• [DATA TO USE]
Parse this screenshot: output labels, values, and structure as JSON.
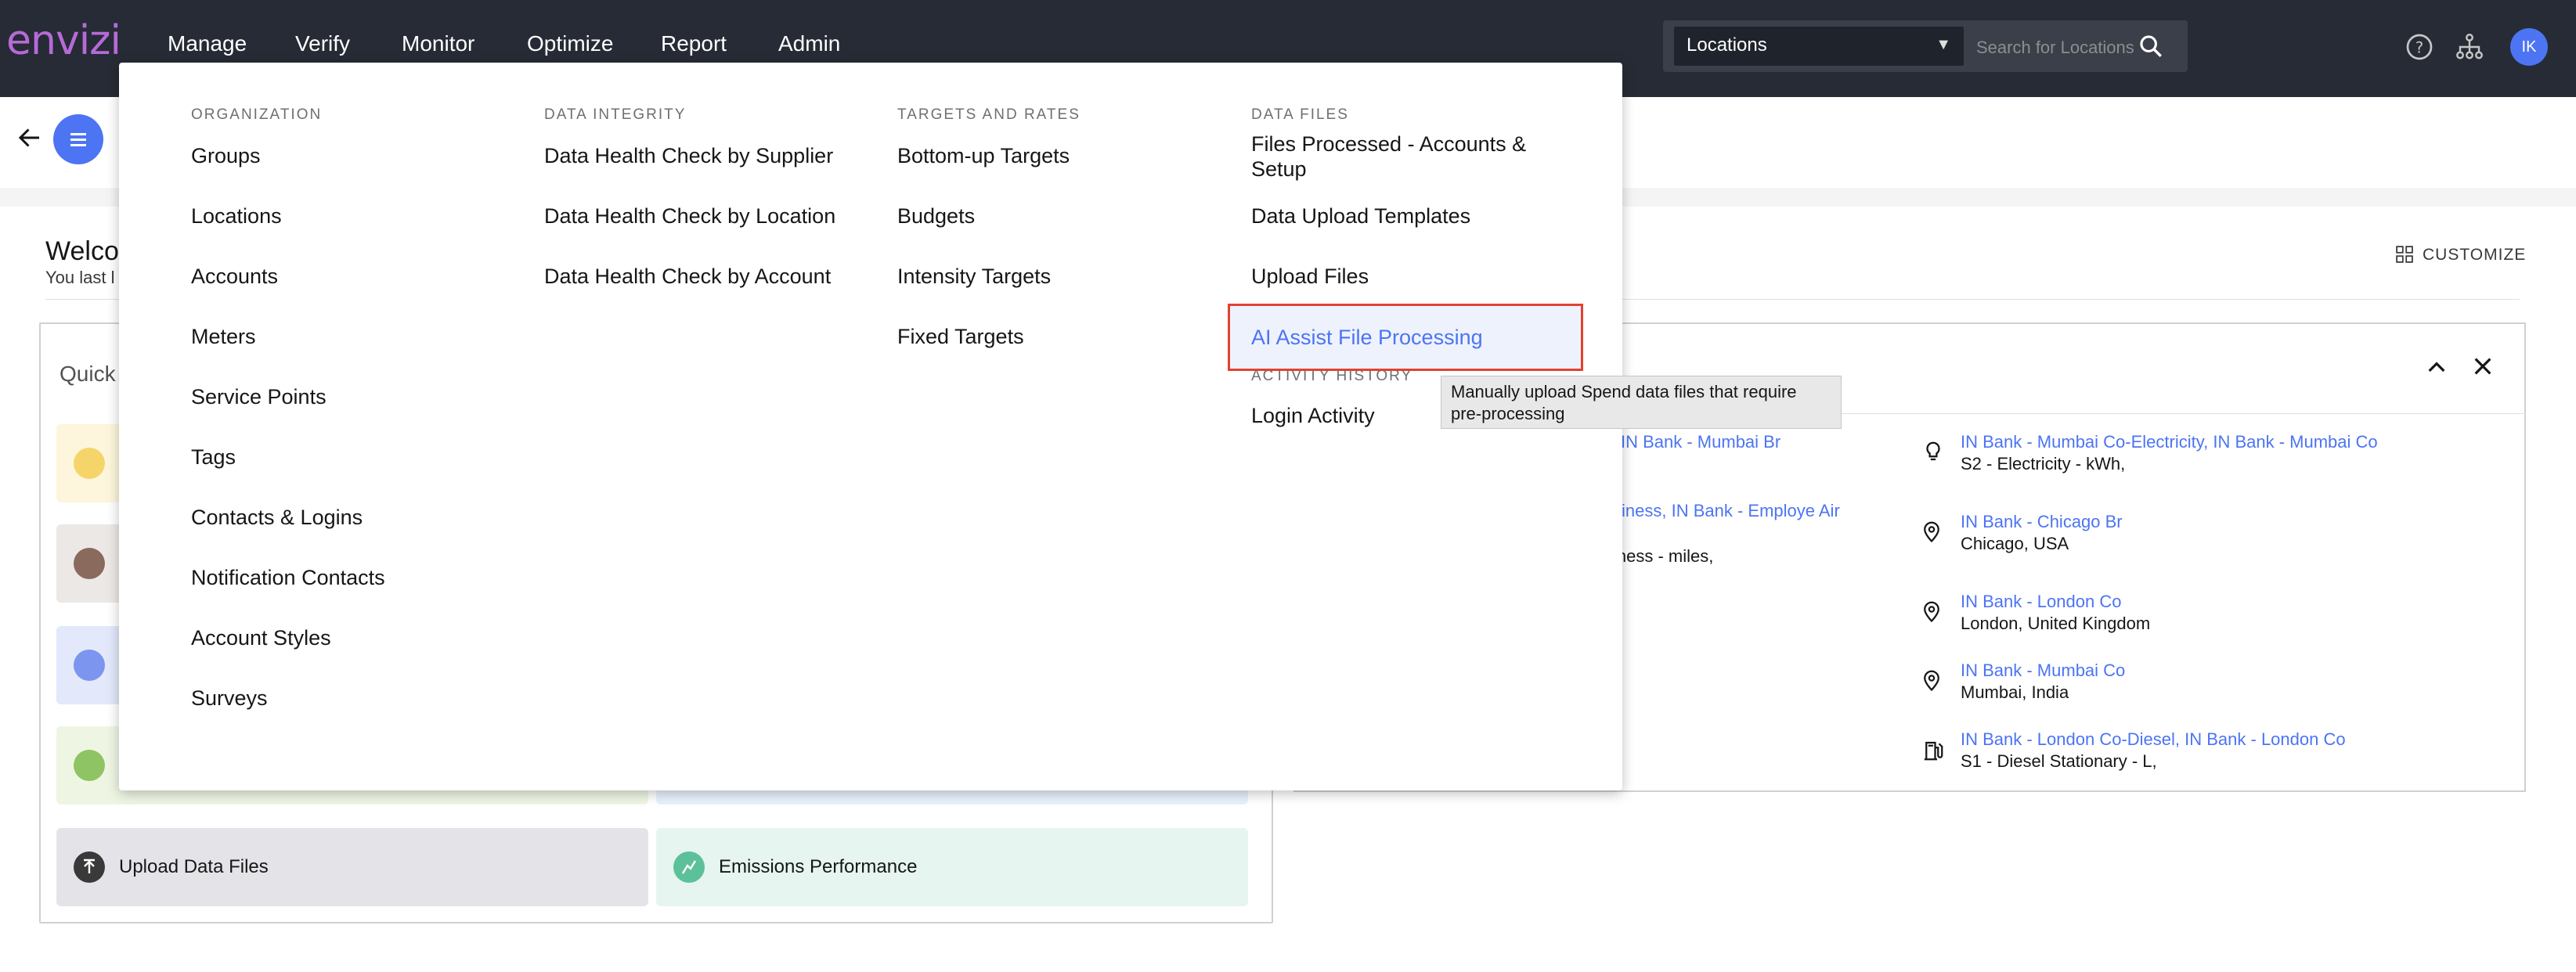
{
  "app": {
    "logo": "envizi"
  },
  "nav": {
    "items": [
      {
        "label": "Manage"
      },
      {
        "label": "Verify"
      },
      {
        "label": "Monitor"
      },
      {
        "label": "Optimize"
      },
      {
        "label": "Report"
      },
      {
        "label": "Admin"
      }
    ]
  },
  "location_search": {
    "selected": "Locations",
    "placeholder": "Search for Locations"
  },
  "user": {
    "initials": "IK"
  },
  "dashboard": {
    "welcome": "Welco",
    "last_login": "You last l",
    "customize": "CUSTOMIZE",
    "quick_links_title": "Quick l",
    "tiles": [
      {
        "label": "Upload Data Files",
        "color": "#e4e4e8"
      },
      {
        "label": "Emissions Performance",
        "color": "#e6f5ef"
      }
    ]
  },
  "recent": {
    "left": [
      {
        "title": "IN Bank - Mumbai Br"
      },
      {
        "title": "siness, IN Bank - Employe Air",
        "sub": "iness - miles,"
      }
    ],
    "right": [
      {
        "icon": "lightbulb-icon",
        "title": "IN Bank - Mumbai Co-Electricity, IN Bank - Mumbai Co",
        "sub": "S2 - Electricity - kWh,"
      },
      {
        "icon": "location-pin-icon",
        "title": "IN Bank - Chicago Br",
        "sub": "Chicago, USA"
      },
      {
        "icon": "location-pin-icon",
        "title": "IN Bank - London Co",
        "sub": "London, United Kingdom"
      },
      {
        "icon": "location-pin-icon",
        "title": "IN Bank - Mumbai Co",
        "sub": "Mumbai, India"
      },
      {
        "icon": "fuel-pump-icon",
        "title": "IN Bank - London Co-Diesel, IN Bank - London Co",
        "sub": "S1 - Diesel Stationary - L,"
      }
    ]
  },
  "mega_menu": {
    "organization": {
      "heading": "ORGANIZATION",
      "items": [
        "Groups",
        "Locations",
        "Accounts",
        "Meters",
        "Service Points",
        "Tags",
        "Contacts & Logins",
        "Notification Contacts",
        "Account Styles",
        "Surveys"
      ]
    },
    "data_integrity": {
      "heading": "DATA INTEGRITY",
      "items": [
        "Data Health Check by Supplier",
        "Data Health Check by Location",
        "Data Health Check by Account"
      ]
    },
    "targets": {
      "heading": "TARGETS AND RATES",
      "items": [
        "Bottom-up Targets",
        "Budgets",
        "Intensity Targets",
        "Fixed Targets"
      ]
    },
    "data_files": {
      "heading": "DATA FILES",
      "items": [
        "Files Processed - Accounts & Setup",
        "Data Upload Templates",
        "Upload Files",
        "AI Assist File Processing"
      ]
    },
    "activity": {
      "heading": "ACTIVITY HISTORY",
      "items": [
        "Login Activity"
      ]
    },
    "tooltip": "Manually upload Spend data files that require pre-processing"
  },
  "colors": {
    "accent": "#4c74f3",
    "topbar": "#262b35",
    "highlight_border": "#e3412f"
  }
}
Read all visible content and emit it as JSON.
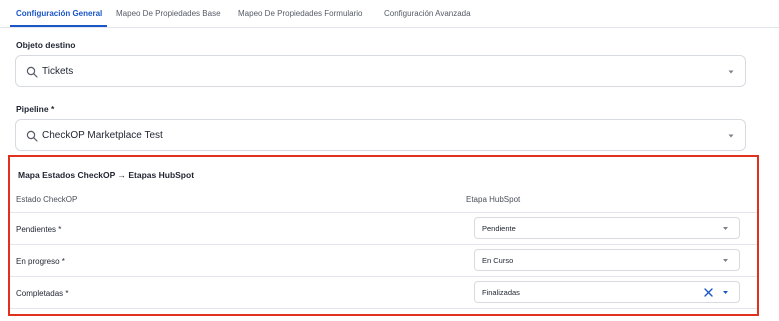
{
  "tabs": [
    {
      "label": "Configuración General",
      "active": true
    },
    {
      "label": "Mapeo De Propiedades Base",
      "active": false
    },
    {
      "label": "Mapeo De Propiedades Formulario",
      "active": false
    },
    {
      "label": "Configuración Avanzada",
      "active": false
    }
  ],
  "objeto_destino": {
    "label": "Objeto destino",
    "value": "Tickets"
  },
  "pipeline": {
    "label": "Pipeline *",
    "value": "CheckOP Marketplace Test"
  },
  "mapping": {
    "title": "Mapa Estados CheckOP → Etapas HubSpot",
    "col_estado": "Estado CheckOP",
    "col_etapa": "Etapa HubSpot",
    "rows": [
      {
        "estado": "Pendientes *",
        "etapa": "Pendiente",
        "clearable": false
      },
      {
        "estado": "En progreso *",
        "etapa": "En Curso",
        "clearable": false
      },
      {
        "estado": "Completadas *",
        "etapa": "Finalizadas",
        "clearable": true
      }
    ]
  },
  "colors": {
    "accent": "#1a56c7",
    "highlight_border": "#e0301e",
    "border": "#d7dbe0"
  },
  "icons": {
    "search": "search-icon",
    "caret": "chevron-down-icon",
    "clear": "close-icon"
  }
}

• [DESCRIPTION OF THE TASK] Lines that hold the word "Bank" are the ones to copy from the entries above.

• [OUTPUT FOR THIS TASK]
        "title": "IN Bank - Mumbai Br"
        "title": "siness, IN Bank - Employe Air",
        "title": "IN Bank - Mumbai Co-Electricity, IN Bank - Mumbai Co",
        "title": "IN Bank - Chicago Br",
        "title": "IN Bank - London Co",
        "title": "IN Bank - Mumbai Co",
        "title": "IN Bank - London Co-Diesel, IN Bank - London Co",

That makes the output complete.